- **EXERCISE DIRECTIONS**
Work out how many lines in this listing hold the word "icon", and give the number with nothing added.

- **DATA RECORDS**
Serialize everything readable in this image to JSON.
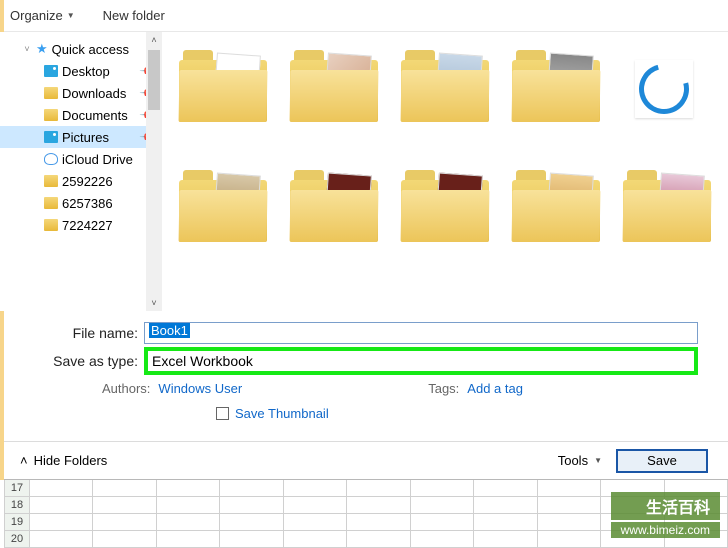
{
  "toolbar": {
    "organize": "Organize",
    "new_folder": "New folder"
  },
  "sidebar": {
    "quick_access": "Quick access",
    "items": [
      {
        "label": "Desktop",
        "icon": "desktop"
      },
      {
        "label": "Downloads",
        "icon": "downloads"
      },
      {
        "label": "Documents",
        "icon": "documents"
      },
      {
        "label": "Pictures",
        "icon": "pictures",
        "selected": true
      },
      {
        "label": "iCloud Drive",
        "icon": "cloud"
      },
      {
        "label": "2592226",
        "icon": "folder"
      },
      {
        "label": "6257386",
        "icon": "folder"
      },
      {
        "label": "7224227",
        "icon": "folder"
      }
    ]
  },
  "form": {
    "file_name_label": "File name:",
    "file_name_value": "Book1",
    "save_type_label": "Save as type:",
    "save_type_value": "Excel Workbook",
    "authors_label": "Authors:",
    "authors_value": "Windows User",
    "tags_label": "Tags:",
    "tags_value": "Add a tag",
    "save_thumbnail": "Save Thumbnail"
  },
  "actions": {
    "hide_folders": "Hide Folders",
    "tools": "Tools",
    "save": "Save"
  },
  "spreadsheet": {
    "rows": [
      "17",
      "18",
      "19",
      "20"
    ]
  },
  "watermark": {
    "title": "生活百科",
    "url": "www.bimeiz.com"
  }
}
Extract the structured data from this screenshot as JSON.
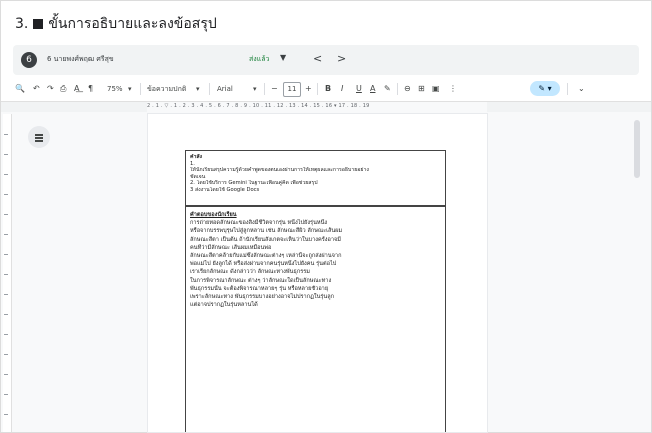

- **TASK RESPONSE**
8